Health Enrollments Through Federal Exchange Double In Missouri And Kansas
Federal health exchange enrollments more than doubled in Missouri and nearly doubled in Kansas in the weeks leading up to the enrollment deadline, according to figures released by the government Thursday.
In Missouri, enrollment through the federal marketplace shot up to 152,335 - a 105 percent increase over the number who selected a health plan by the end of February. In Kansas, enrollment increased to 57,013 - a 95 percent jump over February.
"I think those numbers really reflect the need in Missouri and that consumers were seeking quality, affordable health insurance," said Ryan Barker, vice president of health policy at the Missouri Foundation For Health.
Overall, 5.45 million people nationwide have signed up for health insurance since October through the federal marketplace - more than double the 2.6 million who had signed up by the end of February. More than 8 million have signed up through both the federal and state marketplaces, exceeding the Obama administration's initial goal of 7 million.
It is not known how many people who signed up were previously uninsured. Nor is it known how many paid their initial premiums, which is required to trigger coverage.
The new figures cover people who chose plans through March 31 as well as those who got an extension through April 19 because they had trouble enrolling.
Kansas and Missouri do not run their own exchanges. Rather they use the federal marketplace.
Other key figures from Thursday's report:
- In both Missouri and Kansas, 55 percent of the enrollees were female and 45 percent male.
- In Missouri, 36 percent were under age 35. In Kansas, 38 percent were under age 35.
Despite what she generally saw as upbeat news, Kansas Commissioner of Insurance Sandy Praeger said that low enrollment by African Americans and Latinos was disappointing. The government for the first time released self-reported data on race and ethnicity.
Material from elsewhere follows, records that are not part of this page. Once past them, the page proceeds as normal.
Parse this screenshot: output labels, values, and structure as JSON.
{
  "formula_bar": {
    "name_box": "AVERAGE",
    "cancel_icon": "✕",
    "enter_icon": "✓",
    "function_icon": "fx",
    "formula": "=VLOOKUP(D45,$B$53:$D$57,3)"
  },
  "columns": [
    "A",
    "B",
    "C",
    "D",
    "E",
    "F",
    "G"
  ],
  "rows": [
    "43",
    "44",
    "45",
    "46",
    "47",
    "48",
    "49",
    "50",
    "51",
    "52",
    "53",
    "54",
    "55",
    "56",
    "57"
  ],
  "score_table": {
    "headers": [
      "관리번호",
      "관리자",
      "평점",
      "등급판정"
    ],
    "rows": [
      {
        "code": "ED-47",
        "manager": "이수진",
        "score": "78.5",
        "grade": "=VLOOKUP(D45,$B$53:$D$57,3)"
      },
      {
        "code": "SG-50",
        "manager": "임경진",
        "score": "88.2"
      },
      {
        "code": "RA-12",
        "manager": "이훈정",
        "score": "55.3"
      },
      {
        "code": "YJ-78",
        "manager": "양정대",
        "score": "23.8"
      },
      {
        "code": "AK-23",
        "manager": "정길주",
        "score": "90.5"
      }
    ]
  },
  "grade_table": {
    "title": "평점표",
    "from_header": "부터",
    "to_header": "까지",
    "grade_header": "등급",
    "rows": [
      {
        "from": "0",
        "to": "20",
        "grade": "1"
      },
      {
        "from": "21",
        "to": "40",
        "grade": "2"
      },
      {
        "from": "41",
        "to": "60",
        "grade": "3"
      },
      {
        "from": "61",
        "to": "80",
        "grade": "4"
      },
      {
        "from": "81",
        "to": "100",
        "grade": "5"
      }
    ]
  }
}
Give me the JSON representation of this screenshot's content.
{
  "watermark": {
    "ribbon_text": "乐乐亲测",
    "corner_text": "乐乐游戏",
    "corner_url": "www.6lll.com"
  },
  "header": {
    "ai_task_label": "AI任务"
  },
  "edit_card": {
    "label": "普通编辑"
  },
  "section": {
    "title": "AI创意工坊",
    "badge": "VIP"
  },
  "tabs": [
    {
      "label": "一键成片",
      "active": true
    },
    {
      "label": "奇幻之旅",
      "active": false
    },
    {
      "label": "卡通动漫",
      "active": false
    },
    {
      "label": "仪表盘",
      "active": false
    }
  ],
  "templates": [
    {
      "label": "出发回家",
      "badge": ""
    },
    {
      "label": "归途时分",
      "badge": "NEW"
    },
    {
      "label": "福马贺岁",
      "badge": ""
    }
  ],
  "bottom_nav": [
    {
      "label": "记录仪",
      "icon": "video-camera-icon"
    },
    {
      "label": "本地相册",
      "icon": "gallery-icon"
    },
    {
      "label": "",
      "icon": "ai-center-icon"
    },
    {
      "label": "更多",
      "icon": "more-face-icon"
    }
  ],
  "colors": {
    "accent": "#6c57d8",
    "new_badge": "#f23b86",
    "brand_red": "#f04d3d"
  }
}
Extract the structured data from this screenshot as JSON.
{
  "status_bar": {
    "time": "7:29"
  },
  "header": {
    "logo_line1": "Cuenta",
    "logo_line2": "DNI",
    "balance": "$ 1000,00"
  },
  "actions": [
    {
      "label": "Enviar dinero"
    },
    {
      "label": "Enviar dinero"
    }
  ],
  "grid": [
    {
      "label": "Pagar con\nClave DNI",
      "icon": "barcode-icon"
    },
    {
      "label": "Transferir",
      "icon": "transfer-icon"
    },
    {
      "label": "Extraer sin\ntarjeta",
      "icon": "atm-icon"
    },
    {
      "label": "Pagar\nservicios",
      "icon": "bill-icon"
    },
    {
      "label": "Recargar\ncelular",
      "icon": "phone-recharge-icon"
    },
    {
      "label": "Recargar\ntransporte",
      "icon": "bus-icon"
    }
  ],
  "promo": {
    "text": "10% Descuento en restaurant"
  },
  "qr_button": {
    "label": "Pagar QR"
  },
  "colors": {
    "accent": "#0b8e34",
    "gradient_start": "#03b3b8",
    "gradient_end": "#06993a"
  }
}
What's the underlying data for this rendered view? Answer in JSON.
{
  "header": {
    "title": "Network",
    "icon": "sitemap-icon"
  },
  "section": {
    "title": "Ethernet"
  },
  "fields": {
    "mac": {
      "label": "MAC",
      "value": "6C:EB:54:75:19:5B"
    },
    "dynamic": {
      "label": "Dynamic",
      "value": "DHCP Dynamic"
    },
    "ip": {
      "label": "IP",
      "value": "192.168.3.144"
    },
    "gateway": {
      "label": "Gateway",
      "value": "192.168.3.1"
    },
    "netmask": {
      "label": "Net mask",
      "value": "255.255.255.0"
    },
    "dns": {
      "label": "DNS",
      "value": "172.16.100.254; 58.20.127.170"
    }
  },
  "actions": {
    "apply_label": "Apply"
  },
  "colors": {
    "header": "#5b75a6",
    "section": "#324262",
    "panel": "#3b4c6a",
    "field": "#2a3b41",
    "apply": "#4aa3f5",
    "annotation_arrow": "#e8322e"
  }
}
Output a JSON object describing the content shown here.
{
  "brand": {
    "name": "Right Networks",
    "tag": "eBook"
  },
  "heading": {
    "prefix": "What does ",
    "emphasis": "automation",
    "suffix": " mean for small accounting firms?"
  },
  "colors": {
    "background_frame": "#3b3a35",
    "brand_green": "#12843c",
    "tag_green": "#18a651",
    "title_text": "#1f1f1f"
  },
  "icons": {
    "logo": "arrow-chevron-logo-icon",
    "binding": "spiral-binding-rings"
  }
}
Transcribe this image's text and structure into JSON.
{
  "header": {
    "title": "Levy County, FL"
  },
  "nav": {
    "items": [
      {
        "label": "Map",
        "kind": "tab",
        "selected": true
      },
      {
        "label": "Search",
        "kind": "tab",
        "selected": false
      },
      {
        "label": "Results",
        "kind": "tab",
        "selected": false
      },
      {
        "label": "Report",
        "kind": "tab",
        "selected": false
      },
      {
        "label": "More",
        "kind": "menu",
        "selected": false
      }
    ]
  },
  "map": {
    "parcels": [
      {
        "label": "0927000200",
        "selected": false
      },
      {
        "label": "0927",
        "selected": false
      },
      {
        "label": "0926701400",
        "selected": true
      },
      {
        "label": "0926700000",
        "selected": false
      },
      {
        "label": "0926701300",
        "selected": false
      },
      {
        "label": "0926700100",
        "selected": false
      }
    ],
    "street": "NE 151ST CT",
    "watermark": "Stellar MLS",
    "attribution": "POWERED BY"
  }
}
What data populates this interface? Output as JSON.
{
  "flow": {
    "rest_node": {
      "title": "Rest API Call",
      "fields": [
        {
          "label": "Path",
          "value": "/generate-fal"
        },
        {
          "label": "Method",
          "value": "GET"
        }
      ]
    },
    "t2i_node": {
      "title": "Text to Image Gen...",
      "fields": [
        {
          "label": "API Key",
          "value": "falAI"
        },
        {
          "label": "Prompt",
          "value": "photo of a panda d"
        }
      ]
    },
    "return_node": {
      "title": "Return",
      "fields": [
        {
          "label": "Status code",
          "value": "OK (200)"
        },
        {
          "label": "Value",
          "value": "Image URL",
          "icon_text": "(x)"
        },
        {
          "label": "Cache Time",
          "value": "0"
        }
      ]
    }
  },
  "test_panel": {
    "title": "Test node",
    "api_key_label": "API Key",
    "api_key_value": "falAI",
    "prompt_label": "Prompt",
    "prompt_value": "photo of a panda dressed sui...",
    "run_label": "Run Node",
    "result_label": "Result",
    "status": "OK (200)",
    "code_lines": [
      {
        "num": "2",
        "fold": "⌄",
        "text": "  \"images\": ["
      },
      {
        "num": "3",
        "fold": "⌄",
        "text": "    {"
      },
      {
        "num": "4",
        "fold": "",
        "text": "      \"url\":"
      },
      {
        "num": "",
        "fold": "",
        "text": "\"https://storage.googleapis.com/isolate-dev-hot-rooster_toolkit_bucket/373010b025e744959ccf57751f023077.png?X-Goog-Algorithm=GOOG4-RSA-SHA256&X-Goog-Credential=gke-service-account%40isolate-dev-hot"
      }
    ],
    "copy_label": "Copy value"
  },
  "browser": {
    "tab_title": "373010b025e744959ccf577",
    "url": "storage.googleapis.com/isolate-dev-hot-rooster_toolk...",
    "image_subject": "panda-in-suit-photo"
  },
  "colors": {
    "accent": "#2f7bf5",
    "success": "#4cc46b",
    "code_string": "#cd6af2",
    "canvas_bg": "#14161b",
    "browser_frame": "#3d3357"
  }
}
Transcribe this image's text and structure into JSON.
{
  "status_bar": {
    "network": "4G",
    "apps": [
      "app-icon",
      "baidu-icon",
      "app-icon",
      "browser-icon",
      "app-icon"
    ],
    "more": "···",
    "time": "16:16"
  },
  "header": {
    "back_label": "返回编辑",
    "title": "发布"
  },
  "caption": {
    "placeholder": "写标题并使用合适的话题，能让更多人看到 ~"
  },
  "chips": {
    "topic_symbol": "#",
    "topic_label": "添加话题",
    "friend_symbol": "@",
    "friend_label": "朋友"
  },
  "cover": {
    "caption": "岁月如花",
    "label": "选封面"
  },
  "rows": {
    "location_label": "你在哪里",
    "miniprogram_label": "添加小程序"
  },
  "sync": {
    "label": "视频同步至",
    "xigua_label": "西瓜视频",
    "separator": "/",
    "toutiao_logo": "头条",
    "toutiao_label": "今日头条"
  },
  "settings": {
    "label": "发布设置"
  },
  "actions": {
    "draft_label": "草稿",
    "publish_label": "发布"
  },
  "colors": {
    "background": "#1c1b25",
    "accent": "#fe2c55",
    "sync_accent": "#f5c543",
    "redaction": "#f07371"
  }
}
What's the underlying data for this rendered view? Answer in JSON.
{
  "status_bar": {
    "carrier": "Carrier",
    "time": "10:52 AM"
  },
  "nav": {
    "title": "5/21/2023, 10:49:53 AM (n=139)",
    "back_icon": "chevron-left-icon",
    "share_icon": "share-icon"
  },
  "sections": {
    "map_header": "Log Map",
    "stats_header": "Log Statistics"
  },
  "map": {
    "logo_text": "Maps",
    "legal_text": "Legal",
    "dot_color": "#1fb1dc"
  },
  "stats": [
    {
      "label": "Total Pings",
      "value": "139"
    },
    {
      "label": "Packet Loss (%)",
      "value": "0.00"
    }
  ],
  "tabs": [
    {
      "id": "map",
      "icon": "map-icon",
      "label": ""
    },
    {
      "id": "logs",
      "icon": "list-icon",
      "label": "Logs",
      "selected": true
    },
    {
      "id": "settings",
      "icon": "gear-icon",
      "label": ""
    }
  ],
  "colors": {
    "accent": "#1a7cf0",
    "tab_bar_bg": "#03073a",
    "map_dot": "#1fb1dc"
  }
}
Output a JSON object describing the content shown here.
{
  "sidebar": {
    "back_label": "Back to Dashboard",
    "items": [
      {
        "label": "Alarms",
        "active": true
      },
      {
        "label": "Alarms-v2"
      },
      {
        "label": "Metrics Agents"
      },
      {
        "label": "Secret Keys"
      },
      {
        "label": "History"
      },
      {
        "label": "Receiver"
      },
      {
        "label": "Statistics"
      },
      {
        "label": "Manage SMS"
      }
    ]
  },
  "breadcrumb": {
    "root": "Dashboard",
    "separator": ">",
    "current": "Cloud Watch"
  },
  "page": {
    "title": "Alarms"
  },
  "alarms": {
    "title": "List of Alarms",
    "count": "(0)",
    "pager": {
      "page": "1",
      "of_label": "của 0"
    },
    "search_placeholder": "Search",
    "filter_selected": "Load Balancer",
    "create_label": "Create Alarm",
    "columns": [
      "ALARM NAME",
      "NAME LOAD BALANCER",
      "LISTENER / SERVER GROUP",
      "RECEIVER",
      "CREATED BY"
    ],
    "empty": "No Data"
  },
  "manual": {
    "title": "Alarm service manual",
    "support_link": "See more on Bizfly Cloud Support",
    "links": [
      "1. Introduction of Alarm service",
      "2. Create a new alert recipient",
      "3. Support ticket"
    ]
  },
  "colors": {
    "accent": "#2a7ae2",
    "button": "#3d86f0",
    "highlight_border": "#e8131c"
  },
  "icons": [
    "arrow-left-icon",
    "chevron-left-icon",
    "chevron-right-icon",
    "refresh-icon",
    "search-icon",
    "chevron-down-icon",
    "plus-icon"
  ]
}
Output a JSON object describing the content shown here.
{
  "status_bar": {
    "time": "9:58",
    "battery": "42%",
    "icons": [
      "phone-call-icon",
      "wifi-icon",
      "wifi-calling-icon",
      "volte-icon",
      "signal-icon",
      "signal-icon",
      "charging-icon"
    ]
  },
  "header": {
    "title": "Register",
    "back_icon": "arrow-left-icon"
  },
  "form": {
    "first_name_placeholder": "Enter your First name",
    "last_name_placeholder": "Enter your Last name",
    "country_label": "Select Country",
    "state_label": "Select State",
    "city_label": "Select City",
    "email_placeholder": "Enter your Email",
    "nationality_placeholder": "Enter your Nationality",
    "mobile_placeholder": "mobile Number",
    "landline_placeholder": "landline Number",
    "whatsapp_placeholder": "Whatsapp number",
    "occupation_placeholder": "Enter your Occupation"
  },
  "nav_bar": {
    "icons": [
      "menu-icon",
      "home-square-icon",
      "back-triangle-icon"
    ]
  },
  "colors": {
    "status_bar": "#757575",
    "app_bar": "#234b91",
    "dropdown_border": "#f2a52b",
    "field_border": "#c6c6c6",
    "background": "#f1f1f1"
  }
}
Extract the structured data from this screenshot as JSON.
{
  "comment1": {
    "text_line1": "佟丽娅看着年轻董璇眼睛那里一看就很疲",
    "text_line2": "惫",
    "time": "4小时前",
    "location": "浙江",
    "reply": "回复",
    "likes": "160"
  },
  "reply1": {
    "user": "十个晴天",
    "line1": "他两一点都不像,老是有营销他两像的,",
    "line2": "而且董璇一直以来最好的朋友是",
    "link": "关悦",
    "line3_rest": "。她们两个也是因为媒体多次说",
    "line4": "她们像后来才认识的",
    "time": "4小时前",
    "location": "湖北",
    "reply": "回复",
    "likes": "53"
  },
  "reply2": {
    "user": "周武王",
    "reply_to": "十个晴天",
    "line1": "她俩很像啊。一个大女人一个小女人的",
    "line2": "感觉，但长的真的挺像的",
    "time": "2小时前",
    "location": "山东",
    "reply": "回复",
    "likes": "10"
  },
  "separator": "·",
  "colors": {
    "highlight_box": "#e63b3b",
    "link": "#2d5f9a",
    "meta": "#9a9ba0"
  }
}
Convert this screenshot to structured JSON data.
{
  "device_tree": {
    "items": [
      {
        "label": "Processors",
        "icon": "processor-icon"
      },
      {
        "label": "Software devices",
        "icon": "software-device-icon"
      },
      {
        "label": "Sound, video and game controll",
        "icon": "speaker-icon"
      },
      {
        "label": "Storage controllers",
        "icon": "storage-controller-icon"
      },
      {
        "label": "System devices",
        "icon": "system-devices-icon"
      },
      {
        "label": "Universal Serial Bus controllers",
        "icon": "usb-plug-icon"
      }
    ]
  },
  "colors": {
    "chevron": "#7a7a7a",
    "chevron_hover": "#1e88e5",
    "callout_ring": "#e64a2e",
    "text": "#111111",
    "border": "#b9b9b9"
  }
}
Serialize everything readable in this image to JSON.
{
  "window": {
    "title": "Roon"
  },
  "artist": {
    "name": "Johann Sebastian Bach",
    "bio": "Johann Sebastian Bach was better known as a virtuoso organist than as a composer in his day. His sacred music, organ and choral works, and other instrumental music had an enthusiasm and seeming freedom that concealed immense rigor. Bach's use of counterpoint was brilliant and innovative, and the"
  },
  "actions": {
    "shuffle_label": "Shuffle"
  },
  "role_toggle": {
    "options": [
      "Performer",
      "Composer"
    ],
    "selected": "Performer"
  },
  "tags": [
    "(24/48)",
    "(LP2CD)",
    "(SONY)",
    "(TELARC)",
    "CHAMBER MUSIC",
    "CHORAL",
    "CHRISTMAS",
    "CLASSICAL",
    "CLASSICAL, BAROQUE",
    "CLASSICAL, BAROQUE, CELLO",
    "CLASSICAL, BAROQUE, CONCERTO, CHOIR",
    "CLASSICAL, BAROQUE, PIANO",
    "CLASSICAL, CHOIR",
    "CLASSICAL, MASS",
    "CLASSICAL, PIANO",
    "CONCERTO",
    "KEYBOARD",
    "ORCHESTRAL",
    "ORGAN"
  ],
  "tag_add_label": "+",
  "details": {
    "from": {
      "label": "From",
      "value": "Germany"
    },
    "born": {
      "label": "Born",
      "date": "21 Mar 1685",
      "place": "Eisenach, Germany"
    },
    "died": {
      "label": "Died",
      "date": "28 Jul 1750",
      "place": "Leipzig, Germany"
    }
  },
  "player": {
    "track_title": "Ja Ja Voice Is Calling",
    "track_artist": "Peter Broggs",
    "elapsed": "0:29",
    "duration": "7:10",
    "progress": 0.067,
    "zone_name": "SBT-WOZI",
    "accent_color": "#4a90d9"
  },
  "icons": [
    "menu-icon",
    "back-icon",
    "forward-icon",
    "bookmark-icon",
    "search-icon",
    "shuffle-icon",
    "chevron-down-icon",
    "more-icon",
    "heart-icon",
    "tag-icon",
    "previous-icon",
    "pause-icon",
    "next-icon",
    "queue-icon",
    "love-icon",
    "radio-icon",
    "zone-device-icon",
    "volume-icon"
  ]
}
“We just need to do more in terms of outreach and get to those minority populations," she said.
In Kansas, 5 percent of enrollees described themselves as African American and 5.5 percent as Latino. Another 1.7 percent described themselves as multiracial. In Missouri, the figures were 9.3 percent, 1.6 percent and 1.1 percent, respectively.